The taskforce includes former Health minister Obadiah Moyo, who chaired the team, July Moyo, deputy chair (Local Government and Public Works), Oppah Muchinguri-Kashiri (Defence and War Veterans Affairs), Kazembe Kazembe (Home Affairs and Cultural Heritage), the late Foreign Affairs minister Sibusiso Moyo, the late Transport minister Joel Biggie Matiza, Mangaliso Ndlovu (Environment, Climate, Tourism and Hospitality Industry), Mthuli Ncube (Finance and Economic Development), Professor Amon Murwira (Higher and Tertiary Education, Innovation and Science Technology Development and Information, Publicity and Broadcasting Services Monica Mutsvangwa.
Moyo, Matiza and Shiri succumbed to Covid-19. Manicaland Provincial Affairs minister Ellen Gwaradzimba also died of coronavirus. In the absence of post-cabinet briefings, then acting Information minister Jenfan Muswere periodically issued statements on important issues.
Kudzai Kadzere, a Harare-based human rights lawyer, said while the constitution is silent on how regular cabinet should meet, Clause 3 of the country’s Supreme Law which deals with the national objectives speaks to good governance, which implies it is a requirement for cabinet to meet regularly.
Good governance cannot be served by erratic meetings or a cabinet hiatus.
“Cabinet is the highest decision-making body and citizens expect all-hands-on deck from it, especially during a time of an emergency like right now with the Covid-19 situation. The failure by cabinet to meet regularly, as implied in the constitution, is serious dereliction of duty. While there is a taskforce in place dealing with the pandemic it is not enough and does not and cannot substitute cabinet,” Kadzere told The NewsHawks in an interview.

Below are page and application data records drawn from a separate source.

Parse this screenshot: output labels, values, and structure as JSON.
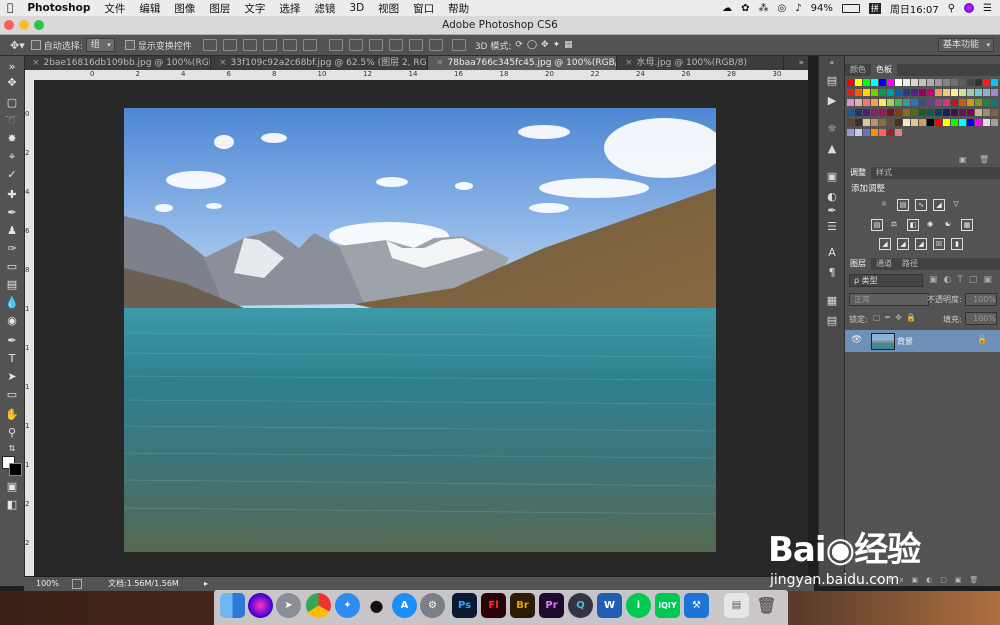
{
  "menubar": {
    "apple": "",
    "app_name": "Photoshop",
    "items": [
      "文件",
      "编辑",
      "图像",
      "图层",
      "文字",
      "选择",
      "滤镜",
      "3D",
      "视图",
      "窗口",
      "帮助"
    ],
    "battery": "94%",
    "input_method": "拼",
    "clock": "周日16:07"
  },
  "window": {
    "title": "Adobe Photoshop CS6"
  },
  "options": {
    "auto_select_label": "自动选择:",
    "auto_select_value": "组",
    "show_transform_label": "显示变换控件",
    "mode_3d_label": "3D 模式:",
    "workspace": "基本功能"
  },
  "tabs": [
    {
      "label": "2bae16816db109bb.jpg @ 100%(RGB/8)"
    },
    {
      "label": "33f109c92a2c68bf.jpg @ 62.5% (图层 2, RGB/8#) *"
    },
    {
      "label": "78baa766c345fc45.jpg @ 100%(RGB/8)"
    },
    {
      "label": "水母.jpg @ 100%(RGB/8)"
    }
  ],
  "ruler": {
    "h": [
      "0",
      "2",
      "4",
      "6",
      "8",
      "10",
      "12",
      "14",
      "16",
      "18",
      "20",
      "22",
      "24",
      "26",
      "28",
      "30",
      "32"
    ],
    "v": [
      "0",
      "2",
      "4",
      "6",
      "8",
      "1",
      "1",
      "1",
      "1",
      "1",
      "2",
      "2"
    ]
  },
  "status": {
    "zoom": "100%",
    "doc": "文档:1.56M/1.56M"
  },
  "panels": {
    "color_tabs": [
      "颜色",
      "色板"
    ],
    "adjust_tabs": [
      "调整",
      "样式"
    ],
    "add_adjustment": "添加调整",
    "layer_tabs": [
      "图层",
      "通道",
      "路径"
    ],
    "kind_filter": "ρ 类型",
    "blend_mode": "正常",
    "opacity_label": "不透明度:",
    "opacity_value": "100%",
    "lock_label": "锁定:",
    "fill_label": "填充:",
    "fill_value": "100%",
    "layer_name": "背景"
  },
  "dock": {
    "items": [
      "Finder",
      "Siri",
      "Launchpad",
      "Chrome",
      "Safari",
      "QQ",
      "App Store",
      "System Preferences",
      "Ps",
      "Fl",
      "Br",
      "Pr",
      "QuickTime",
      "Word",
      "iQIYI-1",
      "iQIYI-2",
      "Xcode",
      "Preview",
      "Trash"
    ],
    "labels": {
      "ps": "Ps",
      "fl": "Fl",
      "br": "Br",
      "pr": "Pr",
      "w": "W",
      "iq": "iQIY"
    }
  },
  "watermark": {
    "brand": "Bai",
    "brand_cn": "经验",
    "url": "jingyan.baidu.com"
  },
  "colors": {
    "accent": "#1b6ac9",
    "panel": "#535353",
    "canvas": "#282828"
  }
}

“It must also be remembered that cabinet has a five-year tenure derived from the national elections. Its scope for operation is thus limited, hence time lost cannot be recovered, particularly during such times of adversity and crisis due to Covid-19.”